By: Peter Dodzik, Managing Editor
The U.S. Food and Drug Administration (FDA) approved StratteraTM (atomoxetine HCl), for use in the treatment of Attention-Deficit/Hyperactivity Disorder (ADHD) in children, adolescents and adults.
Eli Lilly and Company developed this medication as a non-stimulant alternative and it is the first FDA-approved treatment for ADHD that is not regulated under the Controlled Substances Act. Having a noncontrolled option, such as Strattera, could potentially reduce prescription hassles for patients, families and physicians by offering the convenience of phone-in refills and samples.
However, these hassles are worth little if the drug is not effective in treating the symptoms of ADHD. Lilly has demonstrated Strattera’s effectiveness in the treatment of ADHD in six placebo-controlled clinical studies, involving children, adolescents and adults. So far, more than 4,000 patients reportedly have taken Strattera across all completed and ongoing clinical trials, some for as long as two and a half years. Efficacy results were based on complaint reductions using rating scales with parents. Lilly claims the results to be comparable to those found with stimulant medications.
Strattera works by inhibiting the re-uptake of norepinephrine in selective areas of the brain, which is thought to reduce hyperactivity and impulsivity without causing insomnia. This mechanism of action is different from stimulants, which exert a greater impact on dopamine. This application is not entirely new and medications such as Wellbutrin, that also impact levels of norepinephrine, have been tried with ADHD populations in the past. It’s not known precisely how Strattera reduces ADHD symptoms. Scientists believe it works by blocking or slowing reabsorption of norepinephrine, a brain chemical considered important in regulating attention, impulsivity and activity levels. This keeps more norepinephrine at work in the tiny spaces between neurons in the brain.

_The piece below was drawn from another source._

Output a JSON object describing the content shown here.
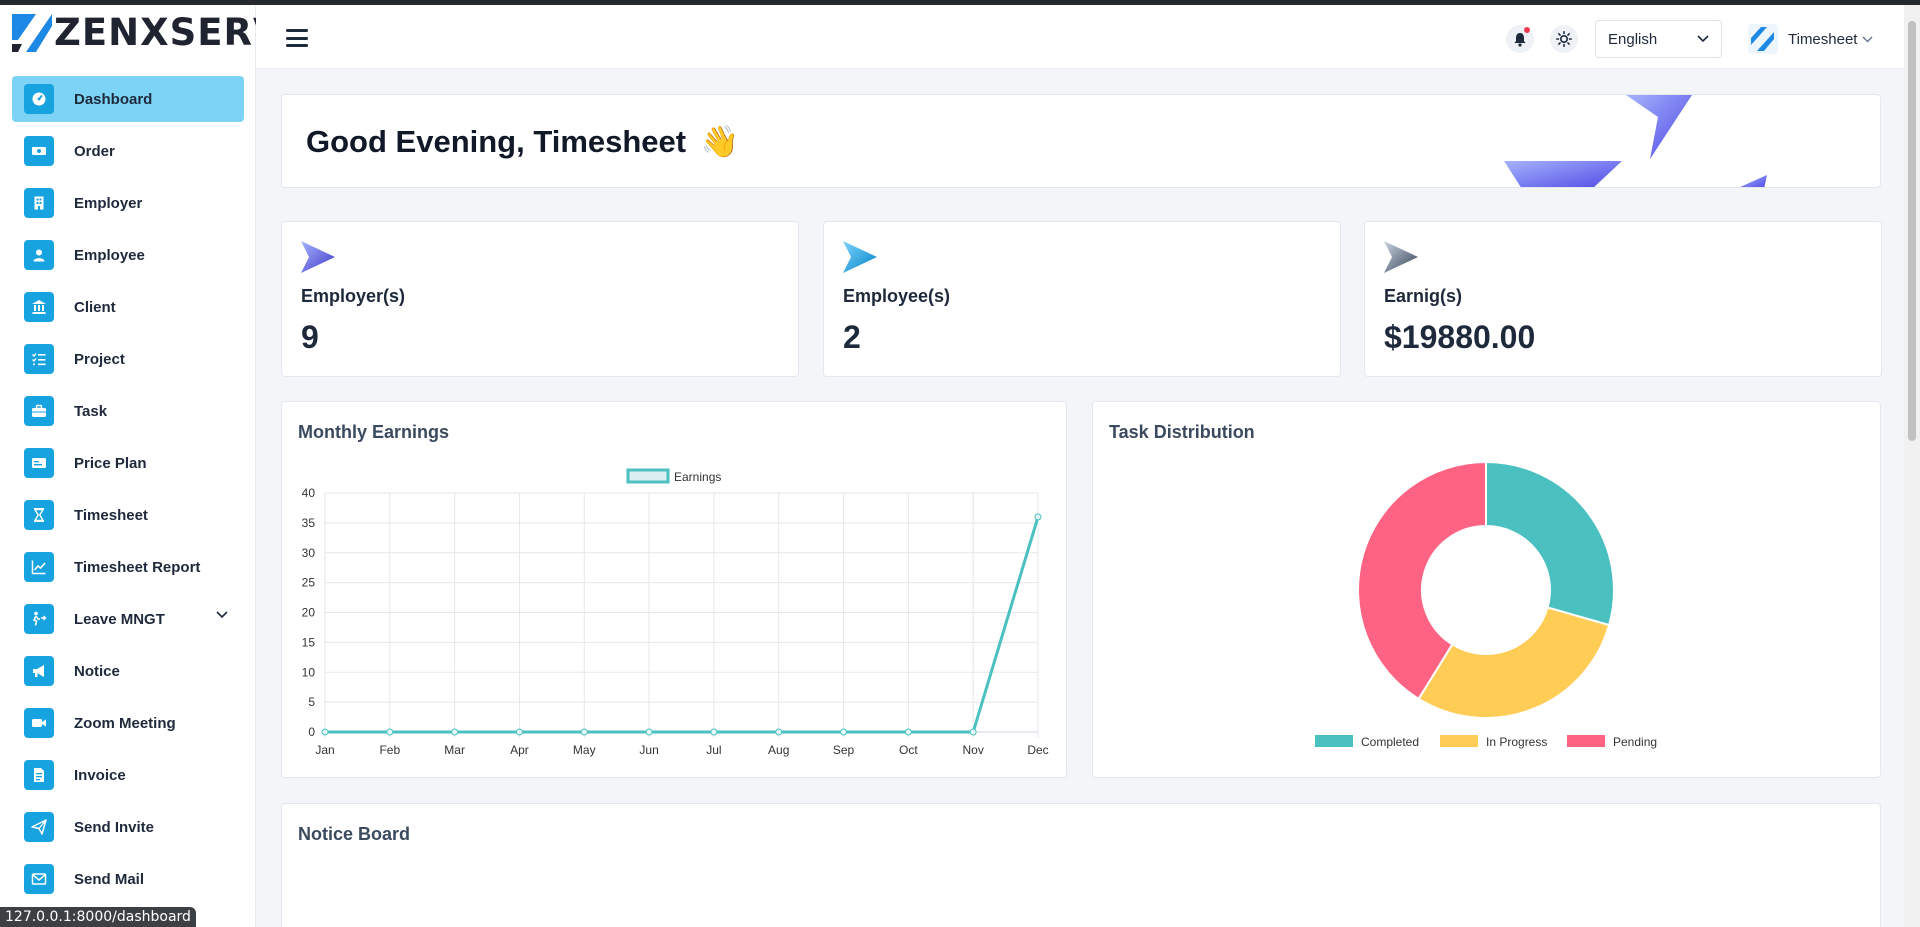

Success of this medication could lead to new methods of treatment for the disorder and Strattera represents the first FDA-approved application for adults. Children with pre-morbid tic disorders or those who show stimulant-induced tics may profit from Strattera. However, patients and their parents should be cautioned that the real-world safety and long-term efficacy of the medication is unknown. Therefore, a frank and careful consultation with a trained physician is necessary to determine if a trial on Strattera is the most prudent course of action.